# Task requirements:
As the answer, give a copy of each line below that includes the word "Arbeitsversion".

[Data records for software interfaces]
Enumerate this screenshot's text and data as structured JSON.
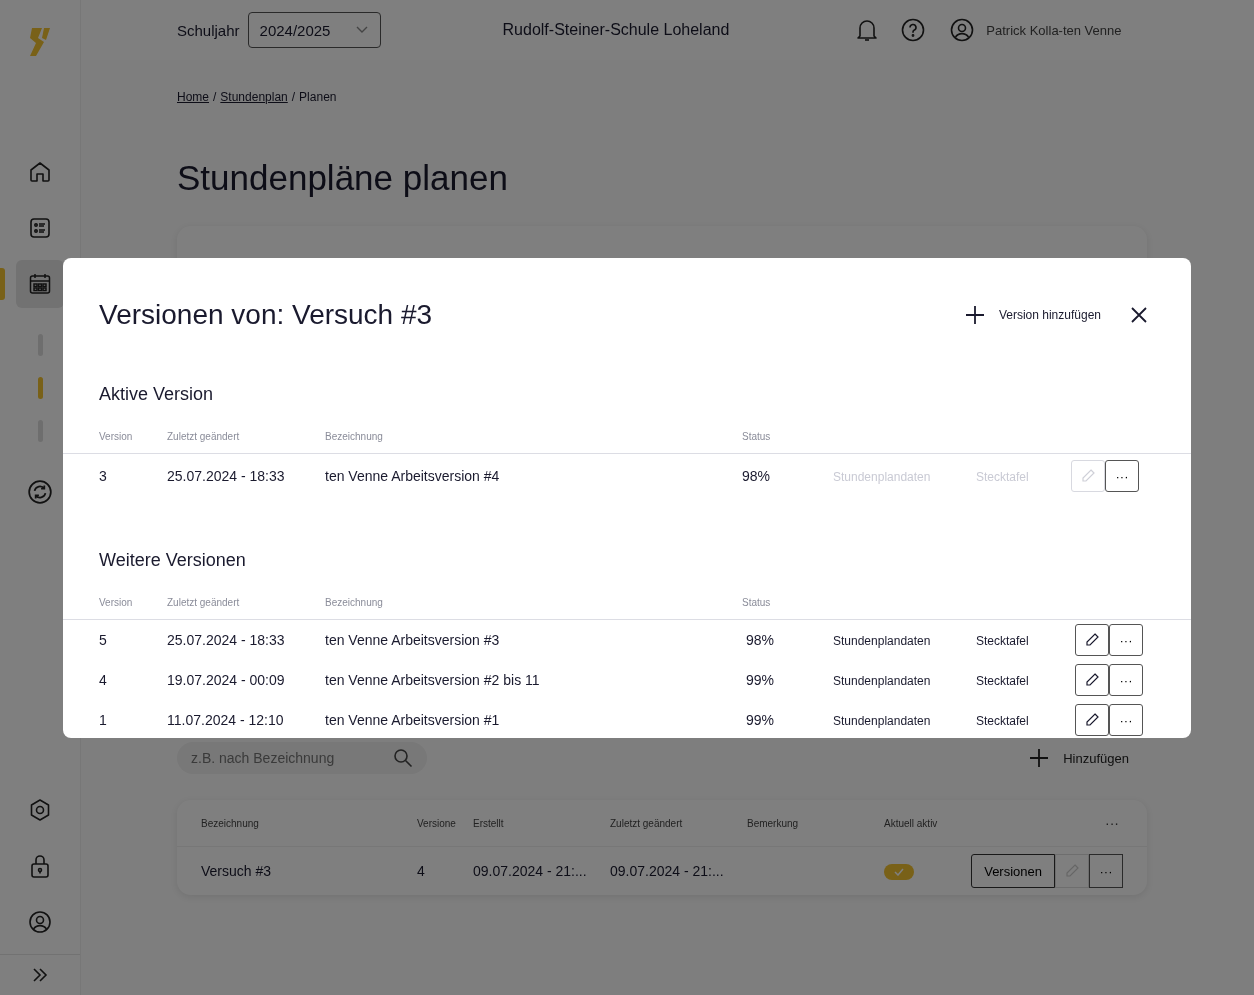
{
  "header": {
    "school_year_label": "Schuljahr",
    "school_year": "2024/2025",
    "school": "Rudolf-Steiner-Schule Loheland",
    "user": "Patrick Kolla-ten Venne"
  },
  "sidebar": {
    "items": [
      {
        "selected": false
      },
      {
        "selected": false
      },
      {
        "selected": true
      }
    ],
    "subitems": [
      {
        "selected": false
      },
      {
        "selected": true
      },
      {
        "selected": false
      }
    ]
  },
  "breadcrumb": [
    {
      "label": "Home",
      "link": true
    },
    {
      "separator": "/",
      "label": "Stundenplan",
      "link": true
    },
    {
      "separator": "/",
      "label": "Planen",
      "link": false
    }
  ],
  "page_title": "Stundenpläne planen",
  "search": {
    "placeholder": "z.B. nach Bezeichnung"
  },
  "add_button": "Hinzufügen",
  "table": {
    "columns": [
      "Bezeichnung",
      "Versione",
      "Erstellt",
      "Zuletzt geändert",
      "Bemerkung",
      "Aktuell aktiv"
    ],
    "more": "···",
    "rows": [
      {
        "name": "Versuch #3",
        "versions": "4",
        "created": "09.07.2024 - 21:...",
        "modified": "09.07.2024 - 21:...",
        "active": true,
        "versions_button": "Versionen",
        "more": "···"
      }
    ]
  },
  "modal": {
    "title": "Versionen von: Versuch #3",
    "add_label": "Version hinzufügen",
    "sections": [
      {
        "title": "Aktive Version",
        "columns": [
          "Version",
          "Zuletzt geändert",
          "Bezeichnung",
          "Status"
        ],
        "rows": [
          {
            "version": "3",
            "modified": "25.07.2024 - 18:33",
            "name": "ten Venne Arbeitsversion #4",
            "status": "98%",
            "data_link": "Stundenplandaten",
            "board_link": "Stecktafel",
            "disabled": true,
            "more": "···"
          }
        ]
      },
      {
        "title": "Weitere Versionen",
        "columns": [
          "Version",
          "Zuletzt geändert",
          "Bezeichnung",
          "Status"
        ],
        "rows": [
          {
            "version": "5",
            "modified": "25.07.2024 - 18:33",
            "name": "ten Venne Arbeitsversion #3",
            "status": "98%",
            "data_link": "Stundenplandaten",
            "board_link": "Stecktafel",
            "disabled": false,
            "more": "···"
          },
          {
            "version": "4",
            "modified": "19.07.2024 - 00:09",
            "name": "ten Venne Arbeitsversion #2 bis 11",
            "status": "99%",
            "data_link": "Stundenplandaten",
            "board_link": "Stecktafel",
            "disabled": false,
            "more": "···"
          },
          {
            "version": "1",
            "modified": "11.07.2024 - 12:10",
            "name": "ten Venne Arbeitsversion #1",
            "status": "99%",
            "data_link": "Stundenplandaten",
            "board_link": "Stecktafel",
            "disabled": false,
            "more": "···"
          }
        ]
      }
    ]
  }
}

# Task answer:
            "name": "ten Venne Arbeitsversion #4",
            "name": "ten Venne Arbeitsversion #3",
            "name": "ten Venne Arbeitsversion #2 bis 11",
            "name": "ten Venne Arbeitsversion #1",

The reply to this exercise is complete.